  1. Joel says:

    Is this your idea of Holiday Cheer? Boooooooo.

    What you posit here is that we — consumers — are getting a free-ride, because the corporations / industrial sectors are unaware of and/or avoiding true costs, and that 20 sectors would be belly up if they paid all the REAL costs. I can poke a lot of holes in this (e.g., how does one manage global sectors when regulations are applied at smaller political levels; deconstruction of entire sectors would have devastating effects on many poor populations), but choose to be hopeful.

    That as these costs sloooooowwwwly become recognized, and the health effects of misuse/abuse of our physical resources become increasingly visible and impactful, the populations will be demanding more oversight. Corporations will ALWAYS be behind the population’s awareness and interest in this. However, the incredibly slow pace of people, esp. political and business leaders, the become aware of and respond to the fact that THIS IS OUR ONLY WORLD, is highly disappointing.

  2. Dennis says:

    Joel, you are not thinking cynically enough. Corporations, by their inherent nature, are out to maximize the returns on their shareholder’s investments.

    Pragmatically, that translates into maximizing profits and minimizing costs.

    If you study the concept of “full Cost Accounting”, you’ll see that the true full cost accounting of producing a thing is very often not dealt with by the producer. And why would they? They are not “doo-gooders”. They are here to maximize profits.

    What I think you are missing is that corporations are not causing havoc because they simply haven’t seen the error of their ways yet. They don’t care. Large board-of-director publicly held corporations do not care about anything other than maximizing profits. And, if they look like they care and you look into the matter, you’ll see that their ‘caring’ is generally motivated by a PR problem that they’d like to mitigate.

    You said, “…how does one manage global sectors when regulations are applied at smaller political levels; deconstruction of entire sectors would have devastating effects….”

    The problems are not arising because we cannot get at the problem because “regulations are applied at smaller political levels”. They are arising because they are inherent in Capitalism and in corporate goal structures.

    There is no need to do “deconstruction of entire sectors”. We just need to corral Capitalism and Corporations within a higher set of priorities.

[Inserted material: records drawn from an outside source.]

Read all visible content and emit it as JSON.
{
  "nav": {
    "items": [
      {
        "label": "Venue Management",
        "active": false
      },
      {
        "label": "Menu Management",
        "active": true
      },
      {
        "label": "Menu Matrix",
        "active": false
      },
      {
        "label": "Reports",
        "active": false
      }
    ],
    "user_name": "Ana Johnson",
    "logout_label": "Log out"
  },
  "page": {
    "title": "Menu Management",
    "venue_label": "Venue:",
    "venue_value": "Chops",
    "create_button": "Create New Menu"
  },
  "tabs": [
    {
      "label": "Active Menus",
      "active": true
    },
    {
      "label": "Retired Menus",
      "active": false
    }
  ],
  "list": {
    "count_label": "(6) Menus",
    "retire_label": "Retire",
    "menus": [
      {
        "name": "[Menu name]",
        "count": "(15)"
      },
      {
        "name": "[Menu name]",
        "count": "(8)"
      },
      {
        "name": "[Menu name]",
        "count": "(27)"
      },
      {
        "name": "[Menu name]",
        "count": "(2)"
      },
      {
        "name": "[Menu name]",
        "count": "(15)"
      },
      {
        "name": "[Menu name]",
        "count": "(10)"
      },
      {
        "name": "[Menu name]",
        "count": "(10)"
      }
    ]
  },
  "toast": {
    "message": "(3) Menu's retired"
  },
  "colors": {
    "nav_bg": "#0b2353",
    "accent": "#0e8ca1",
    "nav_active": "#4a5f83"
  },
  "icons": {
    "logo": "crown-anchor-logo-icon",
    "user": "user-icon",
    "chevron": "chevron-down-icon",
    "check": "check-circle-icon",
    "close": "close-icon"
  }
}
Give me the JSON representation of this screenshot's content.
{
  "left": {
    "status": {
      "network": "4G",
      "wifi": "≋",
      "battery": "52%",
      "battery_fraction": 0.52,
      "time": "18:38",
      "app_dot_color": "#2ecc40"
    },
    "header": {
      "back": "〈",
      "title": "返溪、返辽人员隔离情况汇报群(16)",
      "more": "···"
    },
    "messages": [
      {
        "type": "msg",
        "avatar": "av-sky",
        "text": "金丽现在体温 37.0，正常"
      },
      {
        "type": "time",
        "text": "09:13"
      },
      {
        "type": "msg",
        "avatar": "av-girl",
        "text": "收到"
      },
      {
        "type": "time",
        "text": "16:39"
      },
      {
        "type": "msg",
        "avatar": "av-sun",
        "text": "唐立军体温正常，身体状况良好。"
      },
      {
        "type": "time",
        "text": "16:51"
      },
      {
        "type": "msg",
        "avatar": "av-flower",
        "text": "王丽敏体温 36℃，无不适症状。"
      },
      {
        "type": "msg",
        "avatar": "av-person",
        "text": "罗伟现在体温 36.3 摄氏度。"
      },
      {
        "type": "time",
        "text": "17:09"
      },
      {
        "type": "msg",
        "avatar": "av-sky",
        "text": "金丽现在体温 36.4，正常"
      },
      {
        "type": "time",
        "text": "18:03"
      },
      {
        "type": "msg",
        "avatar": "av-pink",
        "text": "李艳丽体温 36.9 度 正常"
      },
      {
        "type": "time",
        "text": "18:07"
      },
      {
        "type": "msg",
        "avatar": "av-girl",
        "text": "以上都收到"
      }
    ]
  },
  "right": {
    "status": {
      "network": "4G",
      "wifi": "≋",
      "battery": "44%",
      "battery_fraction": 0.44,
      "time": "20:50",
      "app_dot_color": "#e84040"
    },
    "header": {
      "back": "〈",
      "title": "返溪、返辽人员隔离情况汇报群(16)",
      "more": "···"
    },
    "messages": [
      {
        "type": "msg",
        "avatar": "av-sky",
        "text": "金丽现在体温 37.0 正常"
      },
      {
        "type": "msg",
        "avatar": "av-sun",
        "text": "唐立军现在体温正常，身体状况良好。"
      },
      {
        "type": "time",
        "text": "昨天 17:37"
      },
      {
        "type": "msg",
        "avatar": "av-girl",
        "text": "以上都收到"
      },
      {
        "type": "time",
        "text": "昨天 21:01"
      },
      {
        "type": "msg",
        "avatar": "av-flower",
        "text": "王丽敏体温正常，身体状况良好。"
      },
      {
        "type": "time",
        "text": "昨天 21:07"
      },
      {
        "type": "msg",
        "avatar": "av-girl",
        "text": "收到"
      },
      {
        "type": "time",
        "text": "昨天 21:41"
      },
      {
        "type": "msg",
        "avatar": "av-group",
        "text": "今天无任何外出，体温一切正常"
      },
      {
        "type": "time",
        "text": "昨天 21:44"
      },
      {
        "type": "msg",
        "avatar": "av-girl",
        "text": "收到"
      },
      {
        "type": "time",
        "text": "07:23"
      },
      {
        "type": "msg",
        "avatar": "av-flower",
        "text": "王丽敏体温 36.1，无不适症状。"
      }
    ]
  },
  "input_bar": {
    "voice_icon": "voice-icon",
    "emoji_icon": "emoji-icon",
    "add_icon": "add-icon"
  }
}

It is not impossible. Look at Sweden and Denmark. They are happy and prosperous places even though they keep a tight leash on Capitalism and corporations so that they do not transgress into the greater good of all.

    So long as you believe that the “…incredibly slow pace of people, esp. political and business leaders, the become aware of and respond….” is due somehow to their inattention, lack of understanding or lack of education, then you will be completely missing the central problem.

    Their highest goals, by and large, is their own profit and advancement.

    Don’t take my word for it. I know you are a trusting and idealistic person. But do this, if you will. One day a week, tell yourself that you are going to open yourself to trying to see the world through the lens I am presenting. Just try it. Try to see the world cynically.

    And, after you’ve looked awhile, see if the cynical explanations don’t seem to be a better fit for the data flowing by than the ideas and explanations you’ve been expressing. It isn’t a matter of wishing and manifesting. It is a matter of dispassionately seeing the truth – wherever it lies.